* _WORK REQUIRED_
In your reply, write out the records exactly, each line intact.

+ + + + + + +

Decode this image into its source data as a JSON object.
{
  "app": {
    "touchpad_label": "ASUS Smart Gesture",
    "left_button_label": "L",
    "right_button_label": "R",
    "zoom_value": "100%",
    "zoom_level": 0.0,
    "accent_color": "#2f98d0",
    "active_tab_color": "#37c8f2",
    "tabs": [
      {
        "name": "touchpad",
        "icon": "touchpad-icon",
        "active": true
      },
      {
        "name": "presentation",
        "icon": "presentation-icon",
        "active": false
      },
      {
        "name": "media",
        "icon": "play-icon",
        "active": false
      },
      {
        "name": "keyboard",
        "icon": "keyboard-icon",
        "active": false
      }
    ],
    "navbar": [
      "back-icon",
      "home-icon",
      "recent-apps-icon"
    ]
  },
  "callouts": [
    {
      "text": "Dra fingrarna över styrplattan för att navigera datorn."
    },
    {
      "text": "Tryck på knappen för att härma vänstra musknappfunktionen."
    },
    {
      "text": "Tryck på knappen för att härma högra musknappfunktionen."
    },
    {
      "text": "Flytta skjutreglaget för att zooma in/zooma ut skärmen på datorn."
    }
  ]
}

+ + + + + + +

* _RESPONSE TO THE TASK_
Decode this image into its source data as a JSON object.
{
  "app": {
    "touchpad_label": "ASUS Smart Gesture",
    "left_button_label": "L",
    "right_button_label": "R",
    "zoom_value": "100%",
    "zoom_level": 0.0,
    "accent_color": "#2f98d0",
    "active_tab_color": "#37c8f2",
    "tabs": [
      {
        "name": "touchpad",
        "icon": "touchpad-icon",
        "active": true
      },
      {
        "name": "presentation",
        "icon": "presentation-icon",
        "active": false
      },
      {
        "name": "media",
        "icon": "play-icon",
        "active": false
      },
      {
        "name": "keyboard",
        "icon": "keyboard-icon",
        "active": false
      }
    ],
    "navbar": [
      "back-icon",
      "home-icon",
      "recent-apps-icon"
    ]
  },
  "callouts": [
    {
      "text": "Dra fingrarna över styrplattan för att navigera datorn."
    },
    {
      "text": "Tryck på knappen för att härma vänstra musknappfunktionen."
    },
    {
      "text": "Tryck på knappen för att härma högra musknappfunktionen."
    },
    {
      "text": "Flytta skjutreglaget för att zooma in/zooma ut skärmen på datorn."
    }
  ]
}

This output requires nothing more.